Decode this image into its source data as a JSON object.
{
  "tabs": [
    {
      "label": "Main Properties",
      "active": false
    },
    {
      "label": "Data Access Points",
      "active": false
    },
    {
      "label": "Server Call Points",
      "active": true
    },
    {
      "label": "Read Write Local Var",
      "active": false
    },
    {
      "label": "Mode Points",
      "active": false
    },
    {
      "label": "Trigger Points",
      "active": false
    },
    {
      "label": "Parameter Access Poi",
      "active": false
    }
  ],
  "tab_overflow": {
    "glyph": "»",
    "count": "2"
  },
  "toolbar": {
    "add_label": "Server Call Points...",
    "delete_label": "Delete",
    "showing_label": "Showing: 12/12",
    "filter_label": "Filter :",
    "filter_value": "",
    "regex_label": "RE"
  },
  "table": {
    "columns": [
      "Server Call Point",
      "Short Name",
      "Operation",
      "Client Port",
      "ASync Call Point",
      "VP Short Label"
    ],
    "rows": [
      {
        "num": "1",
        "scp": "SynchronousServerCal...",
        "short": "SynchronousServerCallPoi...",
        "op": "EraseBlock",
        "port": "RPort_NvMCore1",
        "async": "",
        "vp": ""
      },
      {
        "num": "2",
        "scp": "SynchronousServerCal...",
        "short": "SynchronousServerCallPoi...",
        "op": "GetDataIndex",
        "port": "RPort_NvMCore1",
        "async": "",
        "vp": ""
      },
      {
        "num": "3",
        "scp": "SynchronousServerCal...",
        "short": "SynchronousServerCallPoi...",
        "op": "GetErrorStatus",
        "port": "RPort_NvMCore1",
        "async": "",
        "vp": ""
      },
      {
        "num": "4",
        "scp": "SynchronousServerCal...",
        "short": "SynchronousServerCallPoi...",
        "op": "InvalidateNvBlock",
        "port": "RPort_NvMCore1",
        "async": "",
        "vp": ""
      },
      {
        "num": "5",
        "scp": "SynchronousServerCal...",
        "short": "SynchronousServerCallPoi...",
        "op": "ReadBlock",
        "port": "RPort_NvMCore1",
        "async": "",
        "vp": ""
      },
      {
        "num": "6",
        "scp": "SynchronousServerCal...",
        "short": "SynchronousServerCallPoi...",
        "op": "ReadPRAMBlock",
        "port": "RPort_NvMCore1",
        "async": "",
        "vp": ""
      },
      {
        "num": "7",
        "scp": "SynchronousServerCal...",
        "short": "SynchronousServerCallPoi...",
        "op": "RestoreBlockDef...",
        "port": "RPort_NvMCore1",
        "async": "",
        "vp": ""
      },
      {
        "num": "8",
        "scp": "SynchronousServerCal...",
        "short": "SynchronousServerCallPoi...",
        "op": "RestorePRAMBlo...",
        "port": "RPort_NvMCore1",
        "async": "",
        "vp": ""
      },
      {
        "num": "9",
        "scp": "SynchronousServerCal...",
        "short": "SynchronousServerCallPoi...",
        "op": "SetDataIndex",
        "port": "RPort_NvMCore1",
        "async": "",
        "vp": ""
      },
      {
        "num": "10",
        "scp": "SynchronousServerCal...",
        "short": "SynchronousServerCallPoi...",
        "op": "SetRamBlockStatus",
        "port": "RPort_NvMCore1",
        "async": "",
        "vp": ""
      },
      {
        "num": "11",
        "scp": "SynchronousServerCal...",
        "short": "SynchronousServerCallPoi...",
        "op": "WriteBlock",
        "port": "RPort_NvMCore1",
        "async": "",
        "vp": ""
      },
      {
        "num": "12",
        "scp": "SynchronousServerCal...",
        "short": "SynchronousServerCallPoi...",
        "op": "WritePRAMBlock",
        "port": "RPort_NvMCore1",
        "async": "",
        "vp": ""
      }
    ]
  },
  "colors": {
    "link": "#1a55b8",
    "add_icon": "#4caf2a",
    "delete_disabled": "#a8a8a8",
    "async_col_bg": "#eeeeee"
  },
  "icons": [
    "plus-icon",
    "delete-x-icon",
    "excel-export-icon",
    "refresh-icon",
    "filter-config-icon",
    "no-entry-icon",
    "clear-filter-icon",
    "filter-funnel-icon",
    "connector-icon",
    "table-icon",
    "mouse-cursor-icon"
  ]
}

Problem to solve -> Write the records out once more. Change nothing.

Answer space ->
Decode this image into its source data as a JSON object.
{
  "tabs": [
    {
      "label": "Main Properties",
      "active": false
    },
    {
      "label": "Data Access Points",
      "active": false
    },
    {
      "label": "Server Call Points",
      "active": true
    },
    {
      "label": "Read Write Local Var",
      "active": false
    },
    {
      "label": "Mode Points",
      "active": false
    },
    {
      "label": "Trigger Points",
      "active": false
    },
    {
      "label": "Parameter Access Poi",
      "active": false
    }
  ],
  "tab_overflow": {
    "glyph": "»",
    "count": "2"
  },
  "toolbar": {
    "add_label": "Server Call Points...",
    "delete_label": "Delete",
    "showing_label": "Showing: 12/12",
    "filter_label": "Filter :",
    "filter_value": "",
    "regex_label": "RE"
  },
  "table": {
    "columns": [
      "Server Call Point",
      "Short Name",
      "Operation",
      "Client Port",
      "ASync Call Point",
      "VP Short Label"
    ],
    "rows": [
      {
        "num": "1",
        "scp": "SynchronousServerCal...",
        "short": "SynchronousServerCallPoi...",
        "op": "EraseBlock",
        "port": "RPort_NvMCore1",
        "async": "",
        "vp": ""
      },
      {
        "num": "2",
        "scp": "SynchronousServerCal...",
        "short": "SynchronousServerCallPoi...",
        "op": "GetDataIndex",
        "port": "RPort_NvMCore1",
        "async": "",
        "vp": ""
      },
      {
        "num": "3",
        "scp": "SynchronousServerCal...",
        "short": "SynchronousServerCallPoi...",
        "op": "GetErrorStatus",
        "port": "RPort_NvMCore1",
        "async": "",
        "vp": ""
      },
      {
        "num": "4",
        "scp": "SynchronousServerCal...",
        "short": "SynchronousServerCallPoi...",
        "op": "InvalidateNvBlock",
        "port": "RPort_NvMCore1",
        "async": "",
        "vp": ""
      },
      {
        "num": "5",
        "scp": "SynchronousServerCal...",
        "short": "SynchronousServerCallPoi...",
        "op": "ReadBlock",
        "port": "RPort_NvMCore1",
        "async": "",
        "vp": ""
      },
      {
        "num": "6",
        "scp": "SynchronousServerCal...",
        "short": "SynchronousServerCallPoi...",
        "op": "ReadPRAMBlock",
        "port": "RPort_NvMCore1",
        "async": "",
        "vp": ""
      },
      {
        "num": "7",
        "scp": "SynchronousServerCal...",
        "short": "SynchronousServerCallPoi...",
        "op": "RestoreBlockDef...",
        "port": "RPort_NvMCore1",
        "async": "",
        "vp": ""
      },
      {
        "num": "8",
        "scp": "SynchronousServerCal...",
        "short": "SynchronousServerCallPoi...",
        "op": "RestorePRAMBlo...",
        "port": "RPort_NvMCore1",
        "async": "",
        "vp": ""
      },
      {
        "num": "9",
        "scp": "SynchronousServerCal...",
        "short": "SynchronousServerCallPoi...",
        "op": "SetDataIndex",
        "port": "RPort_NvMCore1",
        "async": "",
        "vp": ""
      },
      {
        "num": "10",
        "scp": "SynchronousServerCal...",
        "short": "SynchronousServerCallPoi...",
        "op": "SetRamBlockStatus",
        "port": "RPort_NvMCore1",
        "async": "",
        "vp": ""
      },
      {
        "num": "11",
        "scp": "SynchronousServerCal...",
        "short": "SynchronousServerCallPoi...",
        "op": "WriteBlock",
        "port": "RPort_NvMCore1",
        "async": "",
        "vp": ""
      },
      {
        "num": "12",
        "scp": "SynchronousServerCal...",
        "short": "SynchronousServerCallPoi...",
        "op": "WritePRAMBlock",
        "port": "RPort_NvMCore1",
        "async": "",
        "vp": ""
      }
    ]
  },
  "colors": {
    "link": "#1a55b8",
    "add_icon": "#4caf2a",
    "delete_disabled": "#a8a8a8",
    "async_col_bg": "#eeeeee"
  },
  "icons": [
    "plus-icon",
    "delete-x-icon",
    "excel-export-icon",
    "refresh-icon",
    "filter-config-icon",
    "no-entry-icon",
    "clear-filter-icon",
    "filter-funnel-icon",
    "connector-icon",
    "table-icon",
    "mouse-cursor-icon"
  ]
}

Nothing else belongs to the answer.